“I would answer: My sister, I cannot see how you could be clear before the Lord and leave your husband and your children. I cannot think you would feel that you could do this yourself. . . . I am sure that it must be your duty to care for your own children. This is your field where you have your appointed work. . . .
“Because Satan uses the father of your children to counteract your work, do not be discouraged; do not give up the conflict. Do as you wish them to do. Treat your husband with kindness at all times and on all occasions, and bind your children to your heart with the cords of love. . . .
“This makes your work plain, to let your light shine in the household where Satan is at work to secure your children to himself. . . . Talk not and plead not for the sympathy of your husband and your children, but simply live the life of Christ. In words, in spirit, in character, in meekness, in patience and forbearance, in cheerfulness, be a signpost pointing out the way, the path that leads heavenward.”—Testimonies on Sexual Behavior, pp. 44, 45.
PERSONAL REVIEW QUESTIONS
1. If we love God supremely, how will we treat others? Who will we be careful not to neglect?

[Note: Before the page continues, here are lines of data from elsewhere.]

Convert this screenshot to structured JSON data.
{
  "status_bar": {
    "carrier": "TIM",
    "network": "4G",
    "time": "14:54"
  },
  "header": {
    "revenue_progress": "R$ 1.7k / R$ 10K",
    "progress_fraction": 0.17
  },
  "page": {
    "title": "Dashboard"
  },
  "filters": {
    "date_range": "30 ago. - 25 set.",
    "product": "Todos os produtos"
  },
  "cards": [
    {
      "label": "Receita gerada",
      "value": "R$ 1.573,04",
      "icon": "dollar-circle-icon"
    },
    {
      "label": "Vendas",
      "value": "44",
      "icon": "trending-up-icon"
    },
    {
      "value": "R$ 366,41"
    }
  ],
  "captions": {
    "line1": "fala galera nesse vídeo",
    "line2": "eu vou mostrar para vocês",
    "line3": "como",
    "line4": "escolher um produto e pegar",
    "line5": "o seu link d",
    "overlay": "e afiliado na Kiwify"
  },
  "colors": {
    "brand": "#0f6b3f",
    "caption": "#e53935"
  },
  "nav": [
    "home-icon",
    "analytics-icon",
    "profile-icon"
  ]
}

2. To which group of people do we owe our first duty? Is this our only duty?
3. How can we have a positive influence on our unbelieving relatives?
4. Who should hold the reins of government over the children? Why?
5. What missionary work is there for a parent who lives in a divided home?